Pictures are to be left out, and every entry repeated exactly.

*** Opening of Data for processing ***

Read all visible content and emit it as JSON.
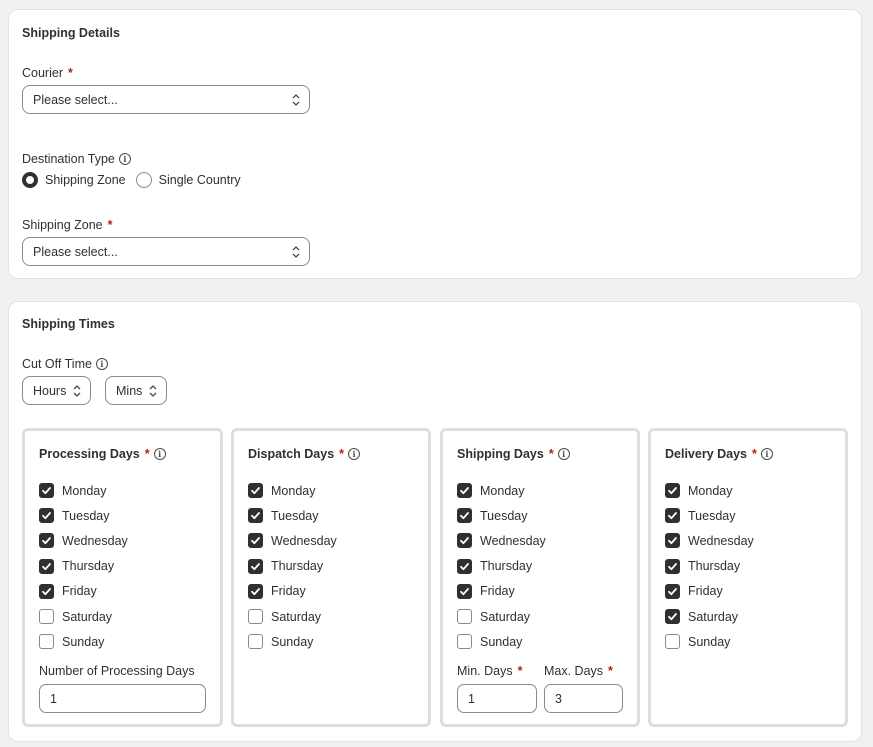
{
  "shipping_details": {
    "title": "Shipping Details",
    "courier": {
      "label": "Courier",
      "required_mark": "*",
      "value": "Please select..."
    },
    "destination_type": {
      "label": "Destination Type",
      "options": [
        {
          "label": "Shipping Zone",
          "selected": true
        },
        {
          "label": "Single Country",
          "selected": false
        }
      ]
    },
    "shipping_zone": {
      "label": "Shipping Zone",
      "required_mark": "*",
      "value": "Please select..."
    }
  },
  "shipping_times": {
    "title": "Shipping Times",
    "cut_off_time": {
      "label": "Cut Off Time",
      "hours": "Hours",
      "mins": "Mins"
    },
    "groups": [
      {
        "title": "Processing Days",
        "required_mark": "*",
        "days": [
          {
            "label": "Monday",
            "checked": true
          },
          {
            "label": "Tuesday",
            "checked": true
          },
          {
            "label": "Wednesday",
            "checked": true
          },
          {
            "label": "Thursday",
            "checked": true
          },
          {
            "label": "Friday",
            "checked": true
          },
          {
            "label": "Saturday",
            "checked": false
          },
          {
            "label": "Sunday",
            "checked": false
          }
        ],
        "number_label": "Number of Processing Days",
        "number_value": "1"
      },
      {
        "title": "Dispatch Days",
        "required_mark": "*",
        "days": [
          {
            "label": "Monday",
            "checked": true
          },
          {
            "label": "Tuesday",
            "checked": true
          },
          {
            "label": "Wednesday",
            "checked": true
          },
          {
            "label": "Thursday",
            "checked": true
          },
          {
            "label": "Friday",
            "checked": true
          },
          {
            "label": "Saturday",
            "checked": false
          },
          {
            "label": "Sunday",
            "checked": false
          }
        ]
      },
      {
        "title": "Shipping Days",
        "required_mark": "*",
        "days": [
          {
            "label": "Monday",
            "checked": true
          },
          {
            "label": "Tuesday",
            "checked": true
          },
          {
            "label": "Wednesday",
            "checked": true
          },
          {
            "label": "Thursday",
            "checked": true
          },
          {
            "label": "Friday",
            "checked": true
          },
          {
            "label": "Saturday",
            "checked": false
          },
          {
            "label": "Sunday",
            "checked": false
          }
        ],
        "min_label": "Min. Days",
        "min_value": "1",
        "max_label": "Max. Days",
        "max_value": "3"
      },
      {
        "title": "Delivery Days",
        "required_mark": "*",
        "days": [
          {
            "label": "Monday",
            "checked": true
          },
          {
            "label": "Tuesday",
            "checked": true
          },
          {
            "label": "Wednesday",
            "checked": true
          },
          {
            "label": "Thursday",
            "checked": true
          },
          {
            "label": "Friday",
            "checked": true
          },
          {
            "label": "Saturday",
            "checked": true
          },
          {
            "label": "Sunday",
            "checked": false
          }
        ]
      }
    ]
  },
  "colors": {
    "accent": "#303030",
    "required": "#b02020",
    "border": "#8a8a8a",
    "background": "#f1f1f1"
  },
  "icons": {
    "info": "info-icon",
    "select": "chevron-up-down-icon",
    "check": "check-icon"
  }
}
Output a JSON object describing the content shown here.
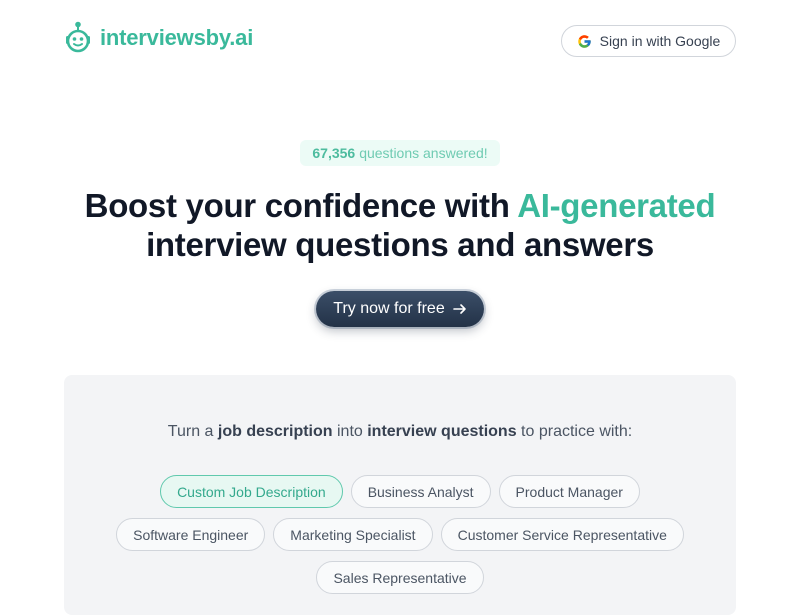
{
  "brand": {
    "name": "interviewsby.ai"
  },
  "header": {
    "signin_label": "Sign in with Google"
  },
  "badge": {
    "count": "67,356",
    "suffix": "questions answered!"
  },
  "hero": {
    "headline_part1": "Boost your confidence with ",
    "headline_accent": "AI-generated",
    "headline_line2": "interview questions and answers",
    "cta_label": "Try now for free"
  },
  "panel": {
    "intro_1": "Turn a ",
    "intro_bold_1": "job description",
    "intro_2": " into ",
    "intro_bold_2": "interview questions",
    "intro_3": " to practice with:",
    "chips": [
      "Custom Job Description",
      "Business Analyst",
      "Product Manager",
      "Software Engineer",
      "Marketing Specialist",
      "Customer Service Representative",
      "Sales Representative"
    ],
    "selected_chip": "Custom Job Description"
  },
  "colors": {
    "accent": "#3ab99b",
    "cta_bg": "#2b3a52",
    "badge_bg": "#ecfbf6",
    "panel_bg": "#f3f4f6"
  },
  "icons": {
    "brand": "robot-logo-icon",
    "signin": "google-icon",
    "cta": "arrow-right-icon"
  }
}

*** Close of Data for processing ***

Response area:
Read all visible content and emit it as JSON.
{
  "shipping_details": {
    "title": "Shipping Details",
    "courier": {
      "label": "Courier",
      "required_mark": "*",
      "value": "Please select..."
    },
    "destination_type": {
      "label": "Destination Type",
      "options": [
        {
          "label": "Shipping Zone",
          "selected": true
        },
        {
          "label": "Single Country",
          "selected": false
        }
      ]
    },
    "shipping_zone": {
      "label": "Shipping Zone",
      "required_mark": "*",
      "value": "Please select..."
    }
  },
  "shipping_times": {
    "title": "Shipping Times",
    "cut_off_time": {
      "label": "Cut Off Time",
      "hours": "Hours",
      "mins": "Mins"
    },
    "groups": [
      {
        "title": "Processing Days",
        "required_mark": "*",
        "days": [
          {
            "label": "Monday",
            "checked": true
          },
          {
            "label": "Tuesday",
            "checked": true
          },
          {
            "label": "Wednesday",
            "checked": true
          },
          {
            "label": "Thursday",
            "checked": true
          },
          {
            "label": "Friday",
            "checked": true
          },
          {
            "label": "Saturday",
            "checked": false
          },
          {
            "label": "Sunday",
            "checked": false
          }
        ],
        "number_label": "Number of Processing Days",
        "number_value": "1"
      },
      {
        "title": "Dispatch Days",
        "required_mark": "*",
        "days": [
          {
            "label": "Monday",
            "checked": true
          },
          {
            "label": "Tuesday",
            "checked": true
          },
          {
            "label": "Wednesday",
            "checked": true
          },
          {
            "label": "Thursday",
            "checked": true
          },
          {
            "label": "Friday",
            "checked": true
          },
          {
            "label": "Saturday",
            "checked": false
          },
          {
            "label": "Sunday",
            "checked": false
          }
        ]
      },
      {
        "title": "Shipping Days",
        "required_mark": "*",
        "days": [
          {
            "label": "Monday",
            "checked": true
          },
          {
            "label": "Tuesday",
            "checked": true
          },
          {
            "label": "Wednesday",
            "checked": true
          },
          {
            "label": "Thursday",
            "checked": true
          },
          {
            "label": "Friday",
            "checked": true
          },
          {
            "label": "Saturday",
            "checked": false
          },
          {
            "label": "Sunday",
            "checked": false
          }
        ],
        "min_label": "Min. Days",
        "min_value": "1",
        "max_label": "Max. Days",
        "max_value": "3"
      },
      {
        "title": "Delivery Days",
        "required_mark": "*",
        "days": [
          {
            "label": "Monday",
            "checked": true
          },
          {
            "label": "Tuesday",
            "checked": true
          },
          {
            "label": "Wednesday",
            "checked": true
          },
          {
            "label": "Thursday",
            "checked": true
          },
          {
            "label": "Friday",
            "checked": true
          },
          {
            "label": "Saturday",
            "checked": true
          },
          {
            "label": "Sunday",
            "checked": false
          }
        ]
      }
    ]
  },
  "colors": {
    "accent": "#303030",
    "required": "#b02020",
    "border": "#8a8a8a",
    "background": "#f1f1f1"
  },
  "icons": {
    "info": "info-icon",
    "select": "chevron-up-down-icon",
    "check": "check-icon"
  }
}
Output a JSON object describing the content shown here.
{
  "brand": {
    "name": "interviewsby.ai"
  },
  "header": {
    "signin_label": "Sign in with Google"
  },
  "badge": {
    "count": "67,356",
    "suffix": "questions answered!"
  },
  "hero": {
    "headline_part1": "Boost your confidence with ",
    "headline_accent": "AI-generated",
    "headline_line2": "interview questions and answers",
    "cta_label": "Try now for free"
  },
  "panel": {
    "intro_1": "Turn a ",
    "intro_bold_1": "job description",
    "intro_2": " into ",
    "intro_bold_2": "interview questions",
    "intro_3": " to practice with:",
    "chips": [
      "Custom Job Description",
      "Business Analyst",
      "Product Manager",
      "Software Engineer",
      "Marketing Specialist",
      "Customer Service Representative",
      "Sales Representative"
    ],
    "selected_chip": "Custom Job Description"
  },
  "colors": {
    "accent": "#3ab99b",
    "cta_bg": "#2b3a52",
    "badge_bg": "#ecfbf6",
    "panel_bg": "#f3f4f6"
  },
  "icons": {
    "brand": "robot-logo-icon",
    "signin": "google-icon",
    "cta": "arrow-right-icon"
  }
}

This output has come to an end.